DATA PROVIDED
────────────────────────────────────────
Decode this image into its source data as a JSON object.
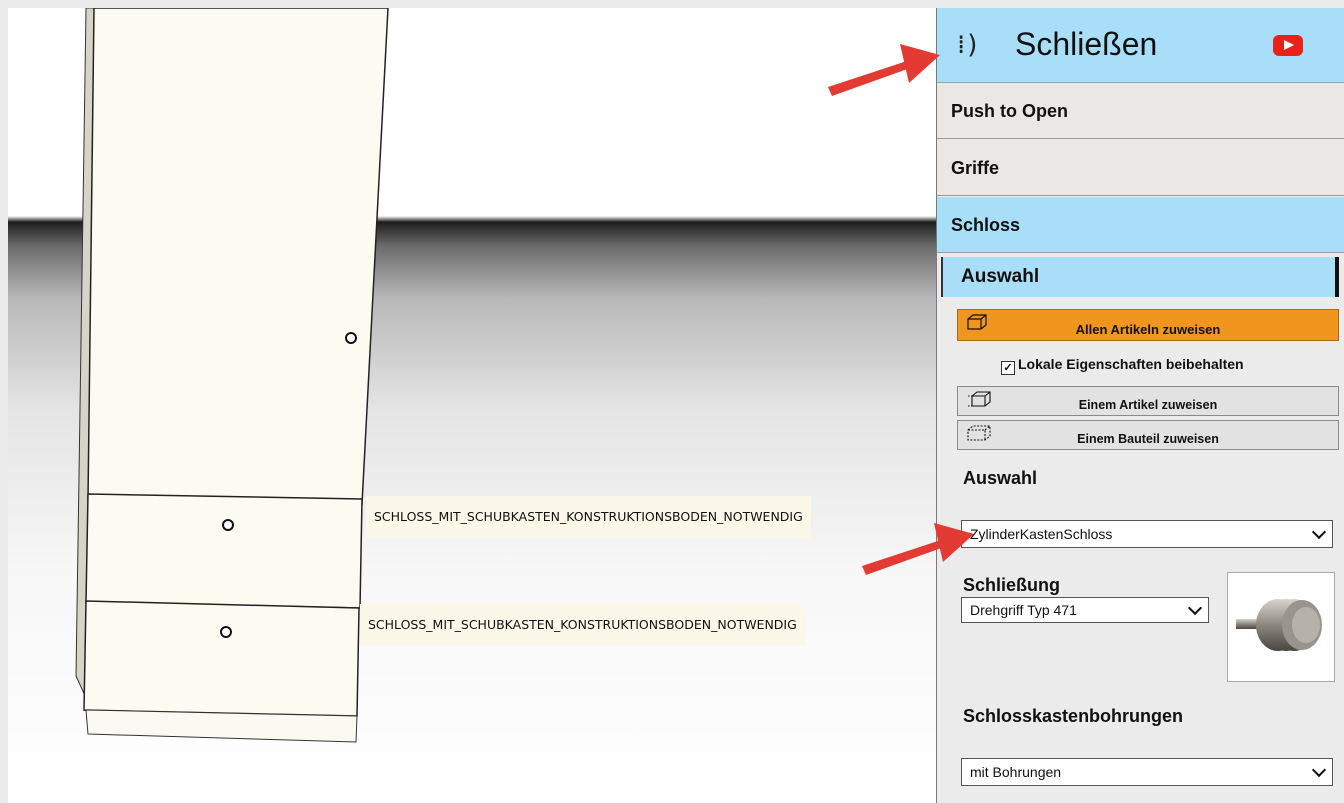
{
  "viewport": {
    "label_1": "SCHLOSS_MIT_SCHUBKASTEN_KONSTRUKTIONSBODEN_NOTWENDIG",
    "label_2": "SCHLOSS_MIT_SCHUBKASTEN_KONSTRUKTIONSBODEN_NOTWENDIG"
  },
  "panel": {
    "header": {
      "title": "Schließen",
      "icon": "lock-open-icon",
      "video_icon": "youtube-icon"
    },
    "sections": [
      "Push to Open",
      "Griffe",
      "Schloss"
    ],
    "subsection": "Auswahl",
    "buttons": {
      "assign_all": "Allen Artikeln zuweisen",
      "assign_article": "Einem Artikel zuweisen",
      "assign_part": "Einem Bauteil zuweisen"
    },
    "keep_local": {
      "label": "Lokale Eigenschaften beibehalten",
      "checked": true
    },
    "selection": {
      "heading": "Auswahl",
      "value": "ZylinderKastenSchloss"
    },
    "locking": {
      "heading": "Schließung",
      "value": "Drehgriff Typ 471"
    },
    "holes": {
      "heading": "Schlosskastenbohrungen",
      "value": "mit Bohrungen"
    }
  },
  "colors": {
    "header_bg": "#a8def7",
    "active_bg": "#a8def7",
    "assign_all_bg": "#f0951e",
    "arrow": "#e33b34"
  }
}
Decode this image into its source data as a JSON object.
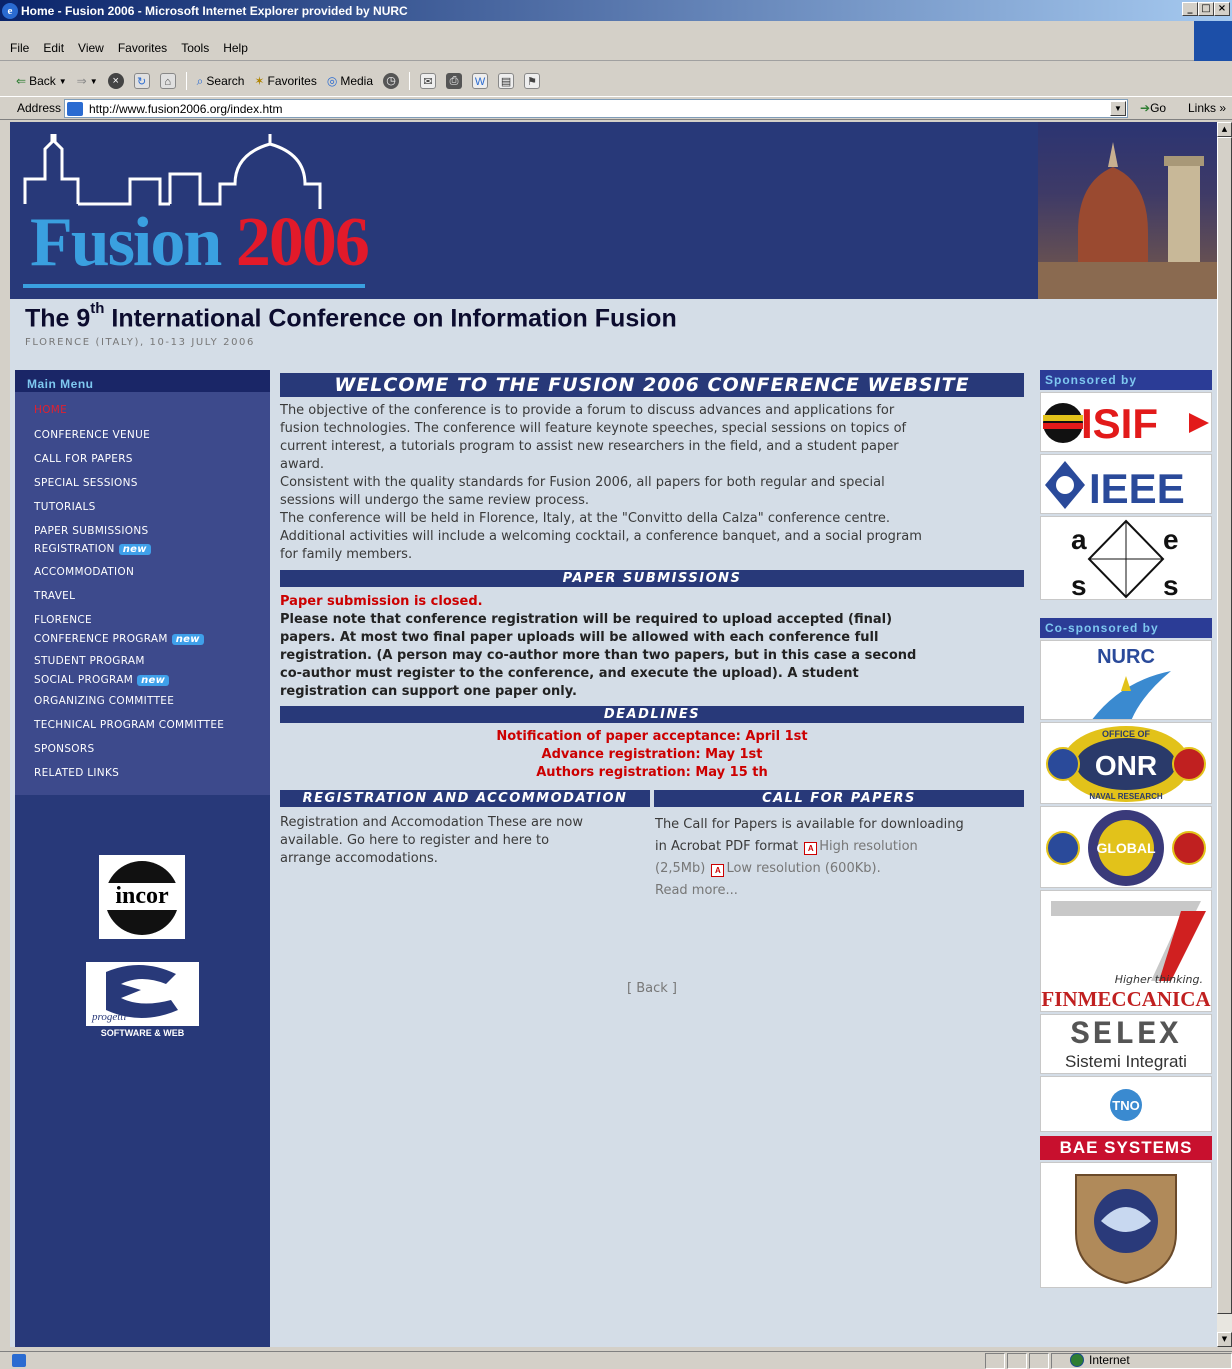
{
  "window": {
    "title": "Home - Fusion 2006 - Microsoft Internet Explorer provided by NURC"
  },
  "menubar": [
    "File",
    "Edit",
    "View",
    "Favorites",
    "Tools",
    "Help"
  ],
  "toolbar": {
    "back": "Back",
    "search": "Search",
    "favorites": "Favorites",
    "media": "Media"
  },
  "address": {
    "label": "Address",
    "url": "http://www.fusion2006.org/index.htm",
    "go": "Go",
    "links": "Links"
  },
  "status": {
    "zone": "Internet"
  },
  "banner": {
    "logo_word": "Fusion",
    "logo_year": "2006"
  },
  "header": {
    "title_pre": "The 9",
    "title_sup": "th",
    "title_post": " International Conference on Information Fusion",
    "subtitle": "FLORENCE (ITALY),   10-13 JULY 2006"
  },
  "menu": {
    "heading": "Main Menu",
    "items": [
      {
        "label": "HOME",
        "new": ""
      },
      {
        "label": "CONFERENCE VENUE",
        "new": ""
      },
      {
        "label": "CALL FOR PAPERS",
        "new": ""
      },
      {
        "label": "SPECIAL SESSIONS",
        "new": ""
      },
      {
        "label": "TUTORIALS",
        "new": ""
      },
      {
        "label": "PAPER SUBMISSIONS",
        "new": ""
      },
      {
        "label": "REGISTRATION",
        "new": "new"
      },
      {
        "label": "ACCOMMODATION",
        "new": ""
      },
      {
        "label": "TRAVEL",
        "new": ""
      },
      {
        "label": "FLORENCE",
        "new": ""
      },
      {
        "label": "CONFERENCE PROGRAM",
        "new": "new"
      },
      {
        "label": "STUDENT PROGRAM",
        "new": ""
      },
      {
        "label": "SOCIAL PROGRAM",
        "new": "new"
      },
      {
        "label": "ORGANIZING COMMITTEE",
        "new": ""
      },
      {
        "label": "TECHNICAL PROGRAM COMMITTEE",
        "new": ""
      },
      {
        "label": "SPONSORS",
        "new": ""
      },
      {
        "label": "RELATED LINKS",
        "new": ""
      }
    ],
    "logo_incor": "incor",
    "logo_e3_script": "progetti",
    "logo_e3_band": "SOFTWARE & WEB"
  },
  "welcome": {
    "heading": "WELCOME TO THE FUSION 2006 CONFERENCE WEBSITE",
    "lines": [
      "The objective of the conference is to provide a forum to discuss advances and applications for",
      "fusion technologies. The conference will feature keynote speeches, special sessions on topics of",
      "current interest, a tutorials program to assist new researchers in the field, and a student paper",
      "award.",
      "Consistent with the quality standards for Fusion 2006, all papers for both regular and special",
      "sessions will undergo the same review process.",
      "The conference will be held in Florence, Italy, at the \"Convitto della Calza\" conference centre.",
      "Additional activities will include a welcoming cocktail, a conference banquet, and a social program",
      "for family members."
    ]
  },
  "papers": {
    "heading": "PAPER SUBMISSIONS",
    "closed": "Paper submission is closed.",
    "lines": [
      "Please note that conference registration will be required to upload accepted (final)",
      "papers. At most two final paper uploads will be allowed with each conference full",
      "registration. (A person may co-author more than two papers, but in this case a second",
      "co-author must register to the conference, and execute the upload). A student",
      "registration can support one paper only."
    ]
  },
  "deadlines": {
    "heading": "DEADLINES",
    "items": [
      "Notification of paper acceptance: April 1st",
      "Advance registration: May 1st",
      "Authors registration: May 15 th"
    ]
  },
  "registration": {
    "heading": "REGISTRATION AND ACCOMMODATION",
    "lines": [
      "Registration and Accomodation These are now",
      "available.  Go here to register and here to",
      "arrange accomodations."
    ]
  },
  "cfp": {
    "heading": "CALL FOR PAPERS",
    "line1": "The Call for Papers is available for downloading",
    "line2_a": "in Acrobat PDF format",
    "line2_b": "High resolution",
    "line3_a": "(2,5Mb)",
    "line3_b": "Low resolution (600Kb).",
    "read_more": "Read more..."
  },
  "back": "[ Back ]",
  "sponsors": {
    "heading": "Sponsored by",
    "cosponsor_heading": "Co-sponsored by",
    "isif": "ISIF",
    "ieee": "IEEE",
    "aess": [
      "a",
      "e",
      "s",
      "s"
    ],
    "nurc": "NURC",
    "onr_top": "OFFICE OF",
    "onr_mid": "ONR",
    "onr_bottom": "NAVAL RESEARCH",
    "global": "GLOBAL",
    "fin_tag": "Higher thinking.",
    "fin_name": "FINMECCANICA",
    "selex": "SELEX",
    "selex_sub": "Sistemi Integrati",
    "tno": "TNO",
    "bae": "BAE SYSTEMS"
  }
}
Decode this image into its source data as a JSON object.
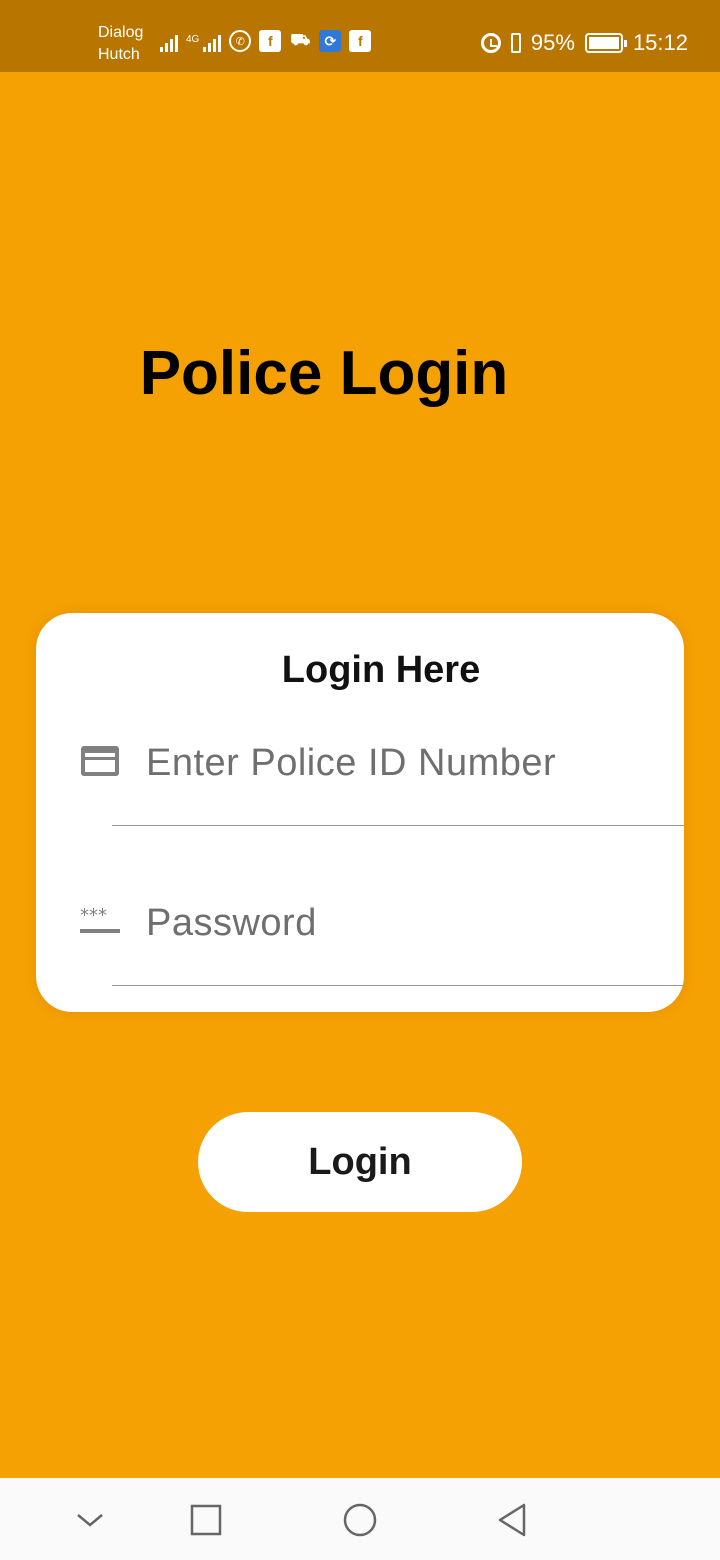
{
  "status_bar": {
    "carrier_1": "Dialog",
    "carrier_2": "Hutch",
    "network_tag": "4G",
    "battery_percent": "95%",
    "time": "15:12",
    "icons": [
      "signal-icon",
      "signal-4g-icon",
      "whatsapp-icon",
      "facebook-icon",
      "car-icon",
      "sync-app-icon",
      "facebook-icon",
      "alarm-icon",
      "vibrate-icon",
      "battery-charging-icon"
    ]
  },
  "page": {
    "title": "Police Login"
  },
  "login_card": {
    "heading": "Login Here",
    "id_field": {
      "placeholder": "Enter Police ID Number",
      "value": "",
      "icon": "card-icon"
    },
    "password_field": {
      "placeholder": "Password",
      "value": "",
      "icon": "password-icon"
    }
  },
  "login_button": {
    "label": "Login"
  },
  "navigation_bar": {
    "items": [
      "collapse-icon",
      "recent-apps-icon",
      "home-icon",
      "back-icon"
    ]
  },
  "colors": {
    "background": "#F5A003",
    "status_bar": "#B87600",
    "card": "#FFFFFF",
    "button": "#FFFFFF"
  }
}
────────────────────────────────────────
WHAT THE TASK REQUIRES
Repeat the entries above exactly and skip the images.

TASK RESULT
Decode this image into its source data as a JSON object.
{
  "viewport": {
    "label_1": "SCHLOSS_MIT_SCHUBKASTEN_KONSTRUKTIONSBODEN_NOTWENDIG",
    "label_2": "SCHLOSS_MIT_SCHUBKASTEN_KONSTRUKTIONSBODEN_NOTWENDIG"
  },
  "panel": {
    "header": {
      "title": "Schließen",
      "icon": "lock-open-icon",
      "video_icon": "youtube-icon"
    },
    "sections": [
      "Push to Open",
      "Griffe",
      "Schloss"
    ],
    "subsection": "Auswahl",
    "buttons": {
      "assign_all": "Allen Artikeln zuweisen",
      "assign_article": "Einem Artikel zuweisen",
      "assign_part": "Einem Bauteil zuweisen"
    },
    "keep_local": {
      "label": "Lokale Eigenschaften beibehalten",
      "checked": true
    },
    "selection": {
      "heading": "Auswahl",
      "value": "ZylinderKastenSchloss"
    },
    "locking": {
      "heading": "Schließung",
      "value": "Drehgriff Typ 471"
    },
    "holes": {
      "heading": "Schlosskastenbohrungen",
      "value": "mit Bohrungen"
    }
  },
  "colors": {
    "header_bg": "#a8def7",
    "active_bg": "#a8def7",
    "assign_all_bg": "#f0951e",
    "arrow": "#e33b34"
  }
}
Decode this image into its source data as a JSON object.
{
  "window": {
    "title": "Home - Fusion 2006 - Microsoft Internet Explorer provided by NURC"
  },
  "menubar": [
    "File",
    "Edit",
    "View",
    "Favorites",
    "Tools",
    "Help"
  ],
  "toolbar": {
    "back": "Back",
    "search": "Search",
    "favorites": "Favorites",
    "media": "Media"
  },
  "address": {
    "label": "Address",
    "url": "http://www.fusion2006.org/index.htm",
    "go": "Go",
    "links": "Links"
  },
  "status": {
    "zone": "Internet"
  },
  "banner": {
    "logo_word": "Fusion",
    "logo_year": "2006"
  },
  "header": {
    "title_pre": "The 9",
    "title_sup": "th",
    "title_post": " International Conference on Information Fusion",
    "subtitle": "FLORENCE (ITALY),   10-13 JULY 2006"
  },
  "menu": {
    "heading": "Main Menu",
    "items": [
      {
        "label": "HOME",
        "new": ""
      },
      {
        "label": "CONFERENCE VENUE",
        "new": ""
      },
      {
        "label": "CALL FOR PAPERS",
        "new": ""
      },
      {
        "label": "SPECIAL SESSIONS",
        "new": ""
      },
      {
        "label": "TUTORIALS",
        "new": ""
      },
      {
        "label": "PAPER SUBMISSIONS",
        "new": ""
      },
      {
        "label": "REGISTRATION",
        "new": "new"
      },
      {
        "label": "ACCOMMODATION",
        "new": ""
      },
      {
        "label": "TRAVEL",
        "new": ""
      },
      {
        "label": "FLORENCE",
        "new": ""
      },
      {
        "label": "CONFERENCE PROGRAM",
        "new": "new"
      },
      {
        "label": "STUDENT PROGRAM",
        "new": ""
      },
      {
        "label": "SOCIAL PROGRAM",
        "new": "new"
      },
      {
        "label": "ORGANIZING COMMITTEE",
        "new": ""
      },
      {
        "label": "TECHNICAL PROGRAM COMMITTEE",
        "new": ""
      },
      {
        "label": "SPONSORS",
        "new": ""
      },
      {
        "label": "RELATED LINKS",
        "new": ""
      }
    ],
    "logo_incor": "incor",
    "logo_e3_script": "progetti",
    "logo_e3_band": "SOFTWARE & WEB"
  },
  "welcome": {
    "heading": "WELCOME TO THE FUSION 2006 CONFERENCE WEBSITE",
    "lines": [
      "The objective of the conference is to provide a forum to discuss advances and applications for",
      "fusion technologies. The conference will feature keynote speeches, special sessions on topics of",
      "current interest, a tutorials program to assist new researchers in the field, and a student paper",
      "award.",
      "Consistent with the quality standards for Fusion 2006, all papers for both regular and special",
      "sessions will undergo the same review process.",
      "The conference will be held in Florence, Italy, at the \"Convitto della Calza\" conference centre.",
      "Additional activities will include a welcoming cocktail, a conference banquet, and a social program",
      "for family members."
    ]
  },
  "papers": {
    "heading": "PAPER SUBMISSIONS",
    "closed": "Paper submission is closed.",
    "lines": [
      "Please note that conference registration will be required to upload accepted (final)",
      "papers. At most two final paper uploads will be allowed with each conference full",
      "registration. (A person may co-author more than two papers, but in this case a second",
      "co-author must register to the conference, and execute the upload). A student",
      "registration can support one paper only."
    ]
  },
  "deadlines": {
    "heading": "DEADLINES",
    "items": [
      "Notification of paper acceptance: April 1st",
      "Advance registration: May 1st",
      "Authors registration: May 15 th"
    ]
  },
  "registration": {
    "heading": "REGISTRATION AND ACCOMMODATION",
    "lines": [
      "Registration and Accomodation These are now",
      "available.  Go here to register and here to",
      "arrange accomodations."
    ]
  },
  "cfp": {
    "heading": "CALL FOR PAPERS",
    "line1": "The Call for Papers is available for downloading",
    "line2_a": "in Acrobat PDF format",
    "line2_b": "High resolution",
    "line3_a": "(2,5Mb)",
    "line3_b": "Low resolution (600Kb).",
    "read_more": "Read more..."
  },
  "back": "[ Back ]",
  "sponsors": {
    "heading": "Sponsored by",
    "cosponsor_heading": "Co-sponsored by",
    "isif": "ISIF",
    "ieee": "IEEE",
    "aess": [
      "a",
      "e",
      "s",
      "s"
    ],
    "nurc": "NURC",
    "onr_top": "OFFICE OF",
    "onr_mid": "ONR",
    "onr_bottom": "NAVAL RESEARCH",
    "global": "GLOBAL",
    "fin_tag": "Higher thinking.",
    "fin_name": "FINMECCANICA",
    "selex": "SELEX",
    "selex_sub": "Sistemi Integrati",
    "tno": "TNO",
    "bae": "BAE SYSTEMS"
  }
}
Decode this image into its source data as a JSON object.
{
  "status_bar": {
    "carrier_1": "Dialog",
    "carrier_2": "Hutch",
    "network_tag": "4G",
    "battery_percent": "95%",
    "time": "15:12",
    "icons": [
      "signal-icon",
      "signal-4g-icon",
      "whatsapp-icon",
      "facebook-icon",
      "car-icon",
      "sync-app-icon",
      "facebook-icon",
      "alarm-icon",
      "vibrate-icon",
      "battery-charging-icon"
    ]
  },
  "page": {
    "title": "Police Login"
  },
  "login_card": {
    "heading": "Login Here",
    "id_field": {
      "placeholder": "Enter Police ID Number",
      "value": "",
      "icon": "card-icon"
    },
    "password_field": {
      "placeholder": "Password",
      "value": "",
      "icon": "password-icon"
    }
  },
  "login_button": {
    "label": "Login"
  },
  "navigation_bar": {
    "items": [
      "collapse-icon",
      "recent-apps-icon",
      "home-icon",
      "back-icon"
    ]
  },
  "colors": {
    "background": "#F5A003",
    "status_bar": "#B87600",
    "card": "#FFFFFF",
    "button": "#FFFFFF"
  }
}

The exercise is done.